§ **INSTRUCTIONS TO FOLLOW**: Write out each record exactly as it stands. No pictures belong in the copy.

§ **INFORMATION PROVIDED**:
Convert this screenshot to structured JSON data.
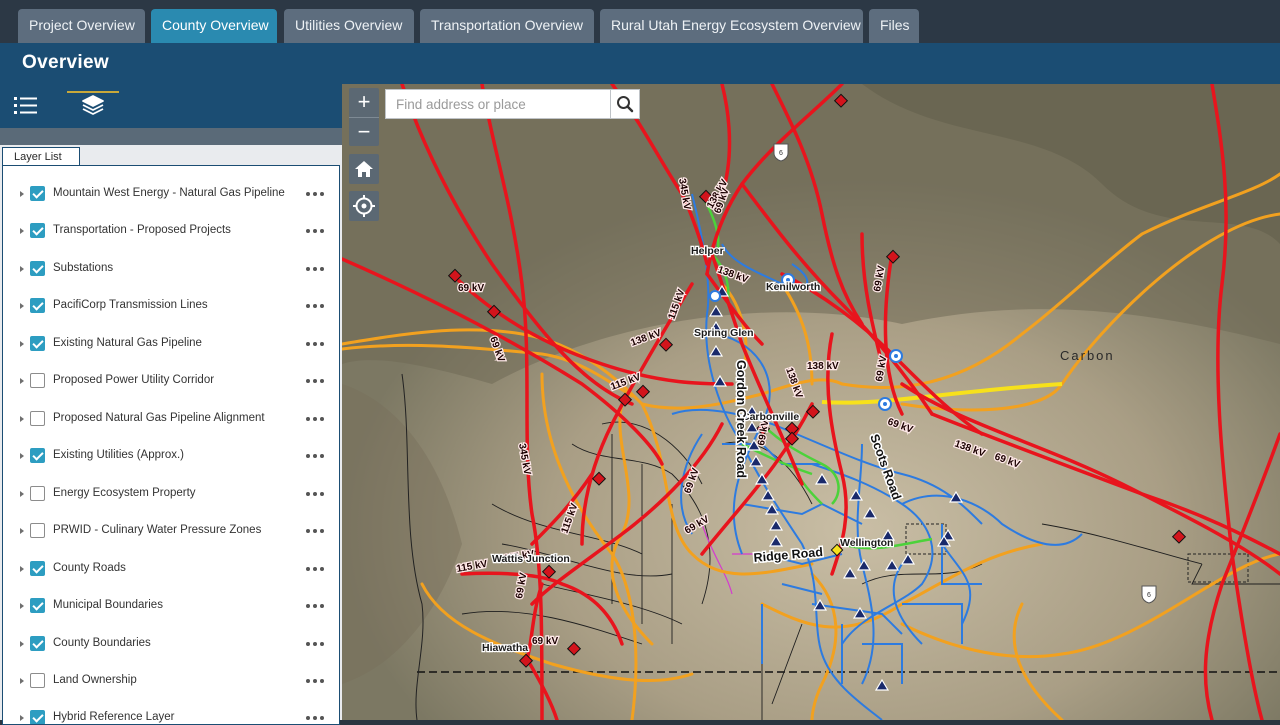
{
  "tabs": [
    {
      "label": "Project Overview",
      "active": false
    },
    {
      "label": "County Overview",
      "active": true
    },
    {
      "label": "Utilities Overview",
      "active": false
    },
    {
      "label": "Transportation Overview",
      "active": false
    },
    {
      "label": "Rural Utah Energy Ecosystem Overview",
      "active": false
    },
    {
      "label": "Files",
      "active": false
    }
  ],
  "header": {
    "title": "Overview"
  },
  "panel": {
    "tools": [
      {
        "icon": "list-icon"
      },
      {
        "icon": "layers-icon",
        "active": true
      }
    ],
    "layer_list_title": "Layer List",
    "layers": [
      {
        "label": "Mountain West Energy - Natural Gas Pipeline",
        "checked": true
      },
      {
        "label": "Transportation - Proposed Projects",
        "checked": true
      },
      {
        "label": "Substations",
        "checked": true
      },
      {
        "label": "PacifiCorp Transmission Lines",
        "checked": true
      },
      {
        "label": "Existing Natural Gas Pipeline",
        "checked": true
      },
      {
        "label": "Proposed Power Utility Corridor",
        "checked": false
      },
      {
        "label": "Proposed Natural Gas Pipeline Alignment",
        "checked": false
      },
      {
        "label": "Existing Utilities (Approx.)",
        "checked": true
      },
      {
        "label": "Energy Ecosystem Property",
        "checked": false
      },
      {
        "label": "PRWID - Culinary Water Pressure Zones",
        "checked": false
      },
      {
        "label": "County Roads",
        "checked": true
      },
      {
        "label": "Municipal Boundaries",
        "checked": true
      },
      {
        "label": "County Boundaries",
        "checked": true
      },
      {
        "label": "Land Ownership",
        "checked": false
      },
      {
        "label": "Hybrid Reference Layer",
        "checked": true
      }
    ]
  },
  "map": {
    "search_placeholder": "Find address or place",
    "zoom_in": "+",
    "zoom_out": "−",
    "labels": {
      "carbon": "Carbon",
      "gordon_creek_road": "Gordon Creek Road",
      "scots_road": "Scots Road",
      "ridge_road": "Ridge Road",
      "kenilworth": "Kenilworth",
      "helper": "Helper",
      "spring_glen": "Spring Glen",
      "hiawatha": "Hiawatha",
      "wellington": "Wellington",
      "carbonville": "Carbonville",
      "wattis_junction": "Wattis Junction"
    },
    "kv_labels": [
      "345 kV",
      "138 kV",
      "69 kV",
      "138 kV",
      "115 kV",
      "69 kV",
      "69 kV",
      "138 kV",
      "138 kV",
      "138 kV",
      "69 kV",
      "69 kV",
      "115 kV",
      "69 kV",
      "345 kV",
      "69 kV",
      "115 kV",
      "115 kV",
      "115 kV",
      "69 kV",
      "69 kV",
      "69 kV",
      "69 kV",
      "138 kV",
      "69 kV"
    ],
    "shields": [
      "6",
      "6"
    ],
    "colors": {
      "transmission": "#e8141d",
      "gas_pipeline": "#f2a11f",
      "utilities": "#2d7be0",
      "roads": "#1f1f1f",
      "proposed": "#4cd23a"
    }
  }
}
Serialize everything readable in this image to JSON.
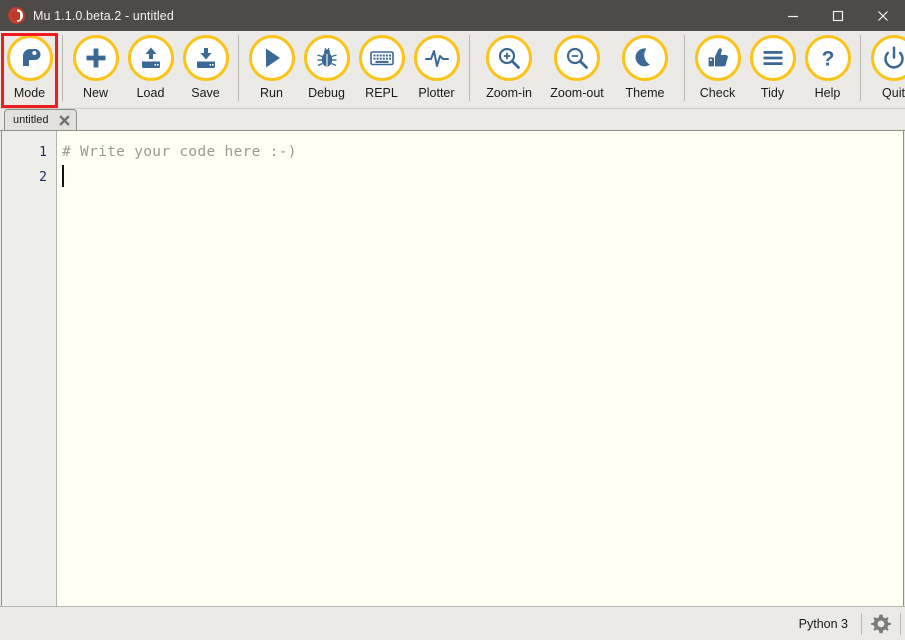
{
  "window": {
    "title": "Mu 1.1.0.beta.2 - untitled",
    "logo_icon": "mu-logo-icon",
    "controls": {
      "minimize": "minimize-icon",
      "maximize": "maximize-icon",
      "close": "close-icon"
    }
  },
  "toolbar": {
    "groups": [
      {
        "name": "mode-group",
        "buttons": [
          {
            "id": "mode",
            "label": "Mode",
            "icon": "mu-snake-icon",
            "highlighted": true
          }
        ]
      },
      {
        "name": "file-group",
        "buttons": [
          {
            "id": "new",
            "label": "New",
            "icon": "plus-icon",
            "highlighted": false
          },
          {
            "id": "load",
            "label": "Load",
            "icon": "upload-icon",
            "highlighted": false
          },
          {
            "id": "save",
            "label": "Save",
            "icon": "download-icon",
            "highlighted": false
          }
        ]
      },
      {
        "name": "run-group",
        "buttons": [
          {
            "id": "run",
            "label": "Run",
            "icon": "play-icon",
            "highlighted": false
          },
          {
            "id": "debug",
            "label": "Debug",
            "icon": "bug-icon",
            "highlighted": false
          },
          {
            "id": "repl",
            "label": "REPL",
            "icon": "keyboard-icon",
            "highlighted": false
          },
          {
            "id": "plotter",
            "label": "Plotter",
            "icon": "waveform-icon",
            "highlighted": false
          }
        ]
      },
      {
        "name": "view-group",
        "buttons": [
          {
            "id": "zoom-in",
            "label": "Zoom-in",
            "icon": "magnifier-plus-icon",
            "highlighted": false
          },
          {
            "id": "zoom-out",
            "label": "Zoom-out",
            "icon": "magnifier-minus-icon",
            "highlighted": false
          },
          {
            "id": "theme",
            "label": "Theme",
            "icon": "moon-icon",
            "highlighted": false
          }
        ]
      },
      {
        "name": "tools-group",
        "buttons": [
          {
            "id": "check",
            "label": "Check",
            "icon": "thumbs-up-icon",
            "highlighted": false
          },
          {
            "id": "tidy",
            "label": "Tidy",
            "icon": "lines-icon",
            "highlighted": false
          },
          {
            "id": "help",
            "label": "Help",
            "icon": "question-mark-icon",
            "highlighted": false
          }
        ]
      },
      {
        "name": "quit-group",
        "buttons": [
          {
            "id": "quit",
            "label": "Quit",
            "icon": "power-icon",
            "highlighted": false
          }
        ]
      }
    ],
    "accent_color": "#fcc419",
    "icon_color": "#3b6894",
    "highlight_color": "#ee1c1c"
  },
  "tabs": [
    {
      "label": "untitled",
      "close_icon": "close-tab-icon",
      "active": true
    }
  ],
  "editor": {
    "line_numbers": [
      "1",
      "2"
    ],
    "lines": [
      "# Write your code here :-)",
      ""
    ],
    "background_color": "#fffff3",
    "gutter_color": "#ededea",
    "comment_color": "#9a9a95"
  },
  "statusbar": {
    "mode_label": "Python 3",
    "settings_icon": "gear-icon"
  }
}
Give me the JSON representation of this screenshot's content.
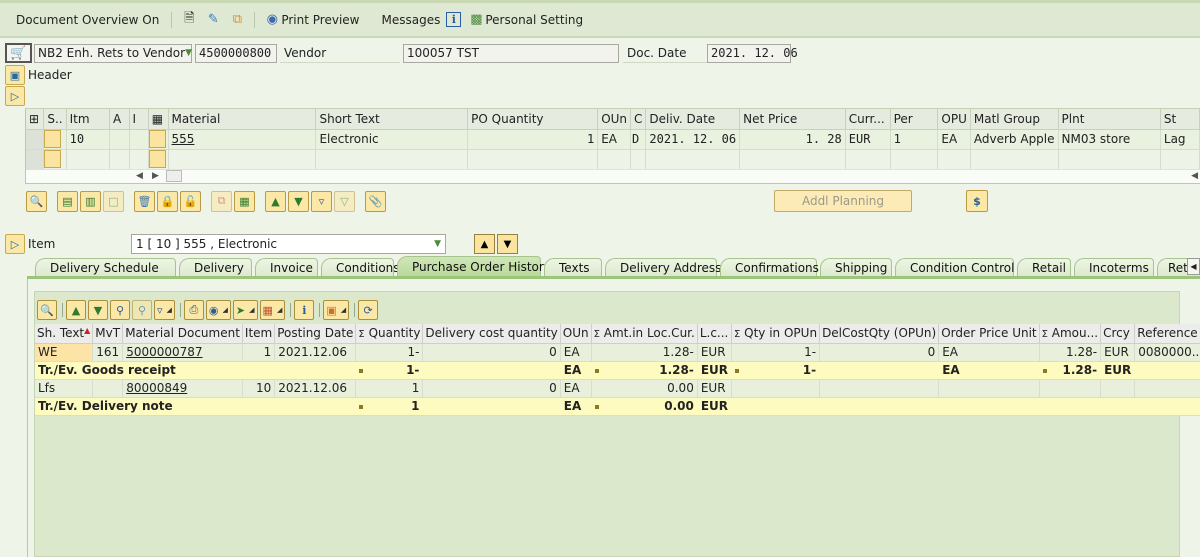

§ **TASK ANSWER**:
Convert this screenshot to structured JSON data.
{
  "tabs": [
    {
      "label": "Project Overview",
      "active": false
    },
    {
      "label": "County Overview",
      "active": true
    },
    {
      "label": "Utilities Overview",
      "active": false
    },
    {
      "label": "Transportation Overview",
      "active": false
    },
    {
      "label": "Rural Utah Energy Ecosystem Overview",
      "active": false
    },
    {
      "label": "Files",
      "active": false
    }
  ],
  "header": {
    "title": "Overview"
  },
  "panel": {
    "tools": [
      {
        "icon": "list-icon"
      },
      {
        "icon": "layers-icon",
        "active": true
      }
    ],
    "layer_list_title": "Layer List",
    "layers": [
      {
        "label": "Mountain West Energy - Natural Gas Pipeline",
        "checked": true
      },
      {
        "label": "Transportation - Proposed Projects",
        "checked": true
      },
      {
        "label": "Substations",
        "checked": true
      },
      {
        "label": "PacifiCorp Transmission Lines",
        "checked": true
      },
      {
        "label": "Existing Natural Gas Pipeline",
        "checked": true
      },
      {
        "label": "Proposed Power Utility Corridor",
        "checked": false
      },
      {
        "label": "Proposed Natural Gas Pipeline Alignment",
        "checked": false
      },
      {
        "label": "Existing Utilities (Approx.)",
        "checked": true
      },
      {
        "label": "Energy Ecosystem Property",
        "checked": false
      },
      {
        "label": "PRWID - Culinary Water Pressure Zones",
        "checked": false
      },
      {
        "label": "County Roads",
        "checked": true
      },
      {
        "label": "Municipal Boundaries",
        "checked": true
      },
      {
        "label": "County Boundaries",
        "checked": true
      },
      {
        "label": "Land Ownership",
        "checked": false
      },
      {
        "label": "Hybrid Reference Layer",
        "checked": true
      }
    ]
  },
  "map": {
    "search_placeholder": "Find address or place",
    "zoom_in": "+",
    "zoom_out": "−",
    "labels": {
      "carbon": "Carbon",
      "gordon_creek_road": "Gordon Creek Road",
      "scots_road": "Scots Road",
      "ridge_road": "Ridge Road",
      "kenilworth": "Kenilworth",
      "helper": "Helper",
      "spring_glen": "Spring Glen",
      "hiawatha": "Hiawatha",
      "wellington": "Wellington",
      "carbonville": "Carbonville",
      "wattis_junction": "Wattis Junction"
    },
    "kv_labels": [
      "345 kV",
      "138 kV",
      "69 kV",
      "138 kV",
      "115 kV",
      "69 kV",
      "69 kV",
      "138 kV",
      "138 kV",
      "138 kV",
      "69 kV",
      "69 kV",
      "115 kV",
      "69 kV",
      "345 kV",
      "69 kV",
      "115 kV",
      "115 kV",
      "115 kV",
      "69 kV",
      "69 kV",
      "69 kV",
      "69 kV",
      "138 kV",
      "69 kV"
    ],
    "shields": [
      "6",
      "6"
    ],
    "colors": {
      "transmission": "#e8141d",
      "gas_pipeline": "#f2a11f",
      "utilities": "#2d7be0",
      "roads": "#1f1f1f",
      "proposed": "#4cd23a"
    }
  }
}
Serialize everything readable in this image to JSON.
{
  "window": {
    "title": "Mu 1.1.0.beta.2 - untitled",
    "logo_icon": "mu-logo-icon",
    "controls": {
      "minimize": "minimize-icon",
      "maximize": "maximize-icon",
      "close": "close-icon"
    }
  },
  "toolbar": {
    "groups": [
      {
        "name": "mode-group",
        "buttons": [
          {
            "id": "mode",
            "label": "Mode",
            "icon": "mu-snake-icon",
            "highlighted": true
          }
        ]
      },
      {
        "name": "file-group",
        "buttons": [
          {
            "id": "new",
            "label": "New",
            "icon": "plus-icon",
            "highlighted": false
          },
          {
            "id": "load",
            "label": "Load",
            "icon": "upload-icon",
            "highlighted": false
          },
          {
            "id": "save",
            "label": "Save",
            "icon": "download-icon",
            "highlighted": false
          }
        ]
      },
      {
        "name": "run-group",
        "buttons": [
          {
            "id": "run",
            "label": "Run",
            "icon": "play-icon",
            "highlighted": false
          },
          {
            "id": "debug",
            "label": "Debug",
            "icon": "bug-icon",
            "highlighted": false
          },
          {
            "id": "repl",
            "label": "REPL",
            "icon": "keyboard-icon",
            "highlighted": false
          },
          {
            "id": "plotter",
            "label": "Plotter",
            "icon": "waveform-icon",
            "highlighted": false
          }
        ]
      },
      {
        "name": "view-group",
        "buttons": [
          {
            "id": "zoom-in",
            "label": "Zoom-in",
            "icon": "magnifier-plus-icon",
            "highlighted": false
          },
          {
            "id": "zoom-out",
            "label": "Zoom-out",
            "icon": "magnifier-minus-icon",
            "highlighted": false
          },
          {
            "id": "theme",
            "label": "Theme",
            "icon": "moon-icon",
            "highlighted": false
          }
        ]
      },
      {
        "name": "tools-group",
        "buttons": [
          {
            "id": "check",
            "label": "Check",
            "icon": "thumbs-up-icon",
            "highlighted": false
          },
          {
            "id": "tidy",
            "label": "Tidy",
            "icon": "lines-icon",
            "highlighted": false
          },
          {
            "id": "help",
            "label": "Help",
            "icon": "question-mark-icon",
            "highlighted": false
          }
        ]
      },
      {
        "name": "quit-group",
        "buttons": [
          {
            "id": "quit",
            "label": "Quit",
            "icon": "power-icon",
            "highlighted": false
          }
        ]
      }
    ],
    "accent_color": "#fcc419",
    "icon_color": "#3b6894",
    "highlight_color": "#ee1c1c"
  },
  "tabs": [
    {
      "label": "untitled",
      "close_icon": "close-tab-icon",
      "active": true
    }
  ],
  "editor": {
    "line_numbers": [
      "1",
      "2"
    ],
    "lines": [
      "# Write your code here :-)",
      ""
    ],
    "background_color": "#fffff3",
    "gutter_color": "#ededea",
    "comment_color": "#9a9a95"
  },
  "statusbar": {
    "mode_label": "Python 3",
    "settings_icon": "gear-icon"
  }
}
Give me the JSON representation of this screenshot's content.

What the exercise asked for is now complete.